— Work instructions —
What is needed is an exact copy of the records, with the images left out.

(Beginning of Information)

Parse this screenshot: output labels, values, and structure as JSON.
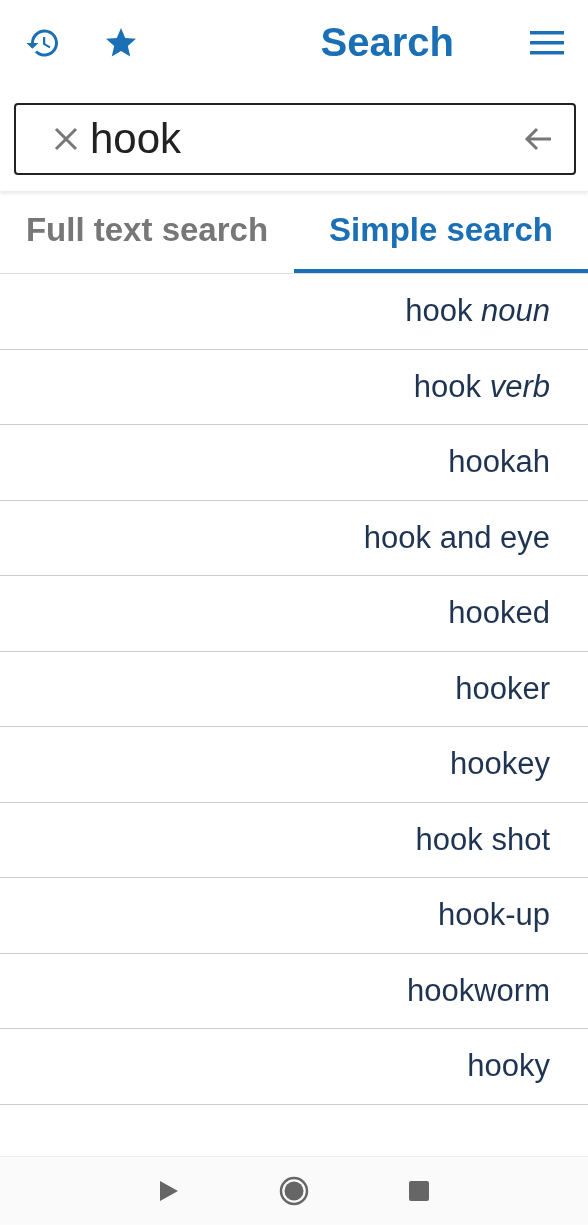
{
  "header": {
    "title": "Search"
  },
  "search": {
    "value": "hook"
  },
  "tabs": [
    {
      "label": "Full text search",
      "selected": false
    },
    {
      "label": "Simple search",
      "selected": true
    }
  ],
  "results": [
    "hook *noun*",
    "hook *verb*",
    "hookah",
    "hook and eye",
    "hooked",
    "hooker",
    "hookey",
    "hook shot",
    "hook-up",
    "hookworm",
    "hooky"
  ]
}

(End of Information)

— Written solution —
Parse this screenshot: output labels, values, and structure as JSON.
{
  "header": {
    "title": "Search"
  },
  "search": {
    "value": "hook"
  },
  "tabs": [
    {
      "label": "Full text search",
      "selected": false
    },
    {
      "label": "Simple search",
      "selected": true
    }
  ],
  "results": [
    "hook *noun*",
    "hook *verb*",
    "hookah",
    "hook and eye",
    "hooked",
    "hooker",
    "hookey",
    "hook shot",
    "hook-up",
    "hookworm",
    "hooky"
  ]
}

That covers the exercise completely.